------ Given records
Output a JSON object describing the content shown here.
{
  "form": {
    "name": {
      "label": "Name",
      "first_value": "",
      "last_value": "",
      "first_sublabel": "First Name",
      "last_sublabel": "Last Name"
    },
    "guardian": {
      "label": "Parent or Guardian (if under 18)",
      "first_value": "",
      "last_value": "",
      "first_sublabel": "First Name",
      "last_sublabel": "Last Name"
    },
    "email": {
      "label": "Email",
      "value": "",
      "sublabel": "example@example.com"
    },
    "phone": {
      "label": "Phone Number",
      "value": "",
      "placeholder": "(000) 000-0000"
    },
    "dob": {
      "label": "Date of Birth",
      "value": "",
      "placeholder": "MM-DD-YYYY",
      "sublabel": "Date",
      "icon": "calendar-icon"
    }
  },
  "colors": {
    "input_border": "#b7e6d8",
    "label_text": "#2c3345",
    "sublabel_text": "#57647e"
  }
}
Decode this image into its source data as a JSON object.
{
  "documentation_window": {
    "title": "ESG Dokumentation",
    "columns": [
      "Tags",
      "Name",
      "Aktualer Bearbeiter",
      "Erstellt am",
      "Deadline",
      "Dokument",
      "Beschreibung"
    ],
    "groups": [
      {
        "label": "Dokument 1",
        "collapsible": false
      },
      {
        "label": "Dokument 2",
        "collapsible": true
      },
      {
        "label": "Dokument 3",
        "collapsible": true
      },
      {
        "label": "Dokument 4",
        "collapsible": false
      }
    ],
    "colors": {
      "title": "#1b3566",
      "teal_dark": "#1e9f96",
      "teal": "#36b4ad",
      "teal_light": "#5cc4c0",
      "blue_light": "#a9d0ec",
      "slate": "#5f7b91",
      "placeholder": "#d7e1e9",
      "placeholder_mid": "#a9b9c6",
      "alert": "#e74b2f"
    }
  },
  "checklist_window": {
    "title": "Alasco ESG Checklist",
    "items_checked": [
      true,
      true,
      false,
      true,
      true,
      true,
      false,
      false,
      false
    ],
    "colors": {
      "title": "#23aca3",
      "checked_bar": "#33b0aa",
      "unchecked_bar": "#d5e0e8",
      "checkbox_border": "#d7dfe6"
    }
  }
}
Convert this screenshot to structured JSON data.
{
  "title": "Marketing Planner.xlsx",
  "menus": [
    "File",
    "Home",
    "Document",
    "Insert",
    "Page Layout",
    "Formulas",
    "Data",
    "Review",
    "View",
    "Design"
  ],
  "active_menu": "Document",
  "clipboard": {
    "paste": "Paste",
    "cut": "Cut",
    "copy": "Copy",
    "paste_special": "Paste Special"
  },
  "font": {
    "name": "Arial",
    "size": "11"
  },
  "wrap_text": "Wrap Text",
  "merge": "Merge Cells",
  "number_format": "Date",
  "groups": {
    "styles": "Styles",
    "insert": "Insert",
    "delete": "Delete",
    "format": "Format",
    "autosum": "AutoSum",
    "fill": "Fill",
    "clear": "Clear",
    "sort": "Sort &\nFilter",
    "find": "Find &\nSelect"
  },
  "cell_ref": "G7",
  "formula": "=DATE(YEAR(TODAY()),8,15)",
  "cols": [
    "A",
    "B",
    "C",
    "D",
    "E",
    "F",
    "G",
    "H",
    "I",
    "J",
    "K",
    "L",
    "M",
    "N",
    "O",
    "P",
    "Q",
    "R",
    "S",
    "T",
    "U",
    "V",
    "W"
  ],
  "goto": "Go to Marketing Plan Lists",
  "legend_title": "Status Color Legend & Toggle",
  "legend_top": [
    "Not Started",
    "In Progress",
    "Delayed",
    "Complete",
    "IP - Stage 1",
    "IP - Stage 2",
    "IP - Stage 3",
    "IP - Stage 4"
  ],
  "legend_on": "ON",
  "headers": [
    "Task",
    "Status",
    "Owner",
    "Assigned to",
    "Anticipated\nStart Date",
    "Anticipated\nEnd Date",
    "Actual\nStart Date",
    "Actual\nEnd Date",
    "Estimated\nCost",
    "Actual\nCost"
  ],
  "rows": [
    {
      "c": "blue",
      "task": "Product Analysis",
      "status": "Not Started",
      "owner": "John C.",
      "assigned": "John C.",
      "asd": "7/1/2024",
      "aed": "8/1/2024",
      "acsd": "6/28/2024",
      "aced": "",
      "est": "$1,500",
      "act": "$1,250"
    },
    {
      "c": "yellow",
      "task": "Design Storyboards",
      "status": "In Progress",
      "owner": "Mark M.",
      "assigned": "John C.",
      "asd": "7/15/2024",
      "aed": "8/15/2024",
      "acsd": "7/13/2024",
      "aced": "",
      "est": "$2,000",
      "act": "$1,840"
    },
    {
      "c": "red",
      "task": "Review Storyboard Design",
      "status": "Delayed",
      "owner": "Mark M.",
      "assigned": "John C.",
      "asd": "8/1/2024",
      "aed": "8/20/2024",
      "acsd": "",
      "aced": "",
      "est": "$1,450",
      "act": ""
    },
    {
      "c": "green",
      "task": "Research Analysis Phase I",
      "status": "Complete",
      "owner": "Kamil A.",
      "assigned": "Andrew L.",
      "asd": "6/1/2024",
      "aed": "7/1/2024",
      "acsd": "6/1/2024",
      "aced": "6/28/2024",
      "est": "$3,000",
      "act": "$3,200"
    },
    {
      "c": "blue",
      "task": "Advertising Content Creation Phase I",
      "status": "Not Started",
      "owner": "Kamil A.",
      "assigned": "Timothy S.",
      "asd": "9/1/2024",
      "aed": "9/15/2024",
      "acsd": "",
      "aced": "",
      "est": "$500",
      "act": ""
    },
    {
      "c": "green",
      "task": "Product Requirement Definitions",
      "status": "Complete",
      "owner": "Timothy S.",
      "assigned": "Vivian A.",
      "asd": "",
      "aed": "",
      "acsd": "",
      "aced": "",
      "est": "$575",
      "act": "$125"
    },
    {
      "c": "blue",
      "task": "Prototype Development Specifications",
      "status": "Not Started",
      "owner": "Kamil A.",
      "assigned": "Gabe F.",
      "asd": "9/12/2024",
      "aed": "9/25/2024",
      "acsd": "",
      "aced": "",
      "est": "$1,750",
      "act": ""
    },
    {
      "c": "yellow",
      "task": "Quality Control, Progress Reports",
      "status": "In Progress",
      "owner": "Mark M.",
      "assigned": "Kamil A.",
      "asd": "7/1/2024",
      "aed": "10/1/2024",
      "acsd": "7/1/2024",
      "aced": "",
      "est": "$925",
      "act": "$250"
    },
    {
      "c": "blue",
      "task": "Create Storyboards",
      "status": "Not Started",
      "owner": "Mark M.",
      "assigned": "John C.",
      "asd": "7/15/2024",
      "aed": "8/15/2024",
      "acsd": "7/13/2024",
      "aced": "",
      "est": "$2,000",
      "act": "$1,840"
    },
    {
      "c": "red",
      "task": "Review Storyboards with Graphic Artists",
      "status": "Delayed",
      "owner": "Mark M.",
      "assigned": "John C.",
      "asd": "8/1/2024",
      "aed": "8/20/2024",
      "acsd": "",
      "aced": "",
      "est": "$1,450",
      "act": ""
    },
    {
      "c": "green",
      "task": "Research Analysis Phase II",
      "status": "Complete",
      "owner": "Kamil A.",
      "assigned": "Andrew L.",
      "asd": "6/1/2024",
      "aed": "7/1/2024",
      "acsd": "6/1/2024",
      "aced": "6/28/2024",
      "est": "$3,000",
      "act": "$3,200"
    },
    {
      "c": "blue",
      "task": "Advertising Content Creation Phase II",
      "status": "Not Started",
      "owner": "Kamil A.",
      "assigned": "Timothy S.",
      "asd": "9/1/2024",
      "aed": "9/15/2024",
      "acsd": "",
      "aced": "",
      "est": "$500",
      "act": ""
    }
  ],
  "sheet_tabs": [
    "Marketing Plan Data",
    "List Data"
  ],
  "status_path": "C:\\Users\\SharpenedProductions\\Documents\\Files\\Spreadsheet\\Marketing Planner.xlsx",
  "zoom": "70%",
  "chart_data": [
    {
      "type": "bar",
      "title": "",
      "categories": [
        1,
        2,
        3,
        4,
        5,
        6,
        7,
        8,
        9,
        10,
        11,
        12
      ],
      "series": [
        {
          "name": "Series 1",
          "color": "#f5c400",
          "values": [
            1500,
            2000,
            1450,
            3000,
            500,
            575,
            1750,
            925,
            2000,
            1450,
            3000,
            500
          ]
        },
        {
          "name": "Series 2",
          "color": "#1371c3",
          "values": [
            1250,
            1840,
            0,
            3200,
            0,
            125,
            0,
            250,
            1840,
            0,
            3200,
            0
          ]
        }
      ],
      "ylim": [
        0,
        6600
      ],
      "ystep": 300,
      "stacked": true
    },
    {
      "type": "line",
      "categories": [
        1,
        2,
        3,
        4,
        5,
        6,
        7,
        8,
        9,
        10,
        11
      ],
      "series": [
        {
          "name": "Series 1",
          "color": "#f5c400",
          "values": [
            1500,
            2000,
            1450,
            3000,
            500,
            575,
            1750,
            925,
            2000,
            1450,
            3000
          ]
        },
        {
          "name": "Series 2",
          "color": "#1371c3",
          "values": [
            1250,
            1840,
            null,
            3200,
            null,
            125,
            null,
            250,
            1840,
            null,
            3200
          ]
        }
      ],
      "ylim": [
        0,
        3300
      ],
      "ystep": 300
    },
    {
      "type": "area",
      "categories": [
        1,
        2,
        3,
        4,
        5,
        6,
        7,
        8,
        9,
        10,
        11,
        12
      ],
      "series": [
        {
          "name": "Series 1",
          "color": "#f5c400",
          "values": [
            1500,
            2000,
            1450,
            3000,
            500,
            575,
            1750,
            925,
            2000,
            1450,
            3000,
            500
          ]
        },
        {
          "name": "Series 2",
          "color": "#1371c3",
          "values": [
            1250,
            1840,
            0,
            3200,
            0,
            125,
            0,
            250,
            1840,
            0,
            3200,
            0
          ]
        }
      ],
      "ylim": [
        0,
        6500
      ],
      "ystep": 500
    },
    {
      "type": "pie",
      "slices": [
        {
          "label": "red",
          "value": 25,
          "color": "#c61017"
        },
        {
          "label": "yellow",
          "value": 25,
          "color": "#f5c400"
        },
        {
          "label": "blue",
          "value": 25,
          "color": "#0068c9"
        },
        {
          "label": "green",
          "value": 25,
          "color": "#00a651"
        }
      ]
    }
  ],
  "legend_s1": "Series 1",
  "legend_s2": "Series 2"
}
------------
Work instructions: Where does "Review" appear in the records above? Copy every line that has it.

Task answer:
    "Review",
      "task": "Review Storyboard Design",
      "task": "Review Storyboards with Graphic Artists",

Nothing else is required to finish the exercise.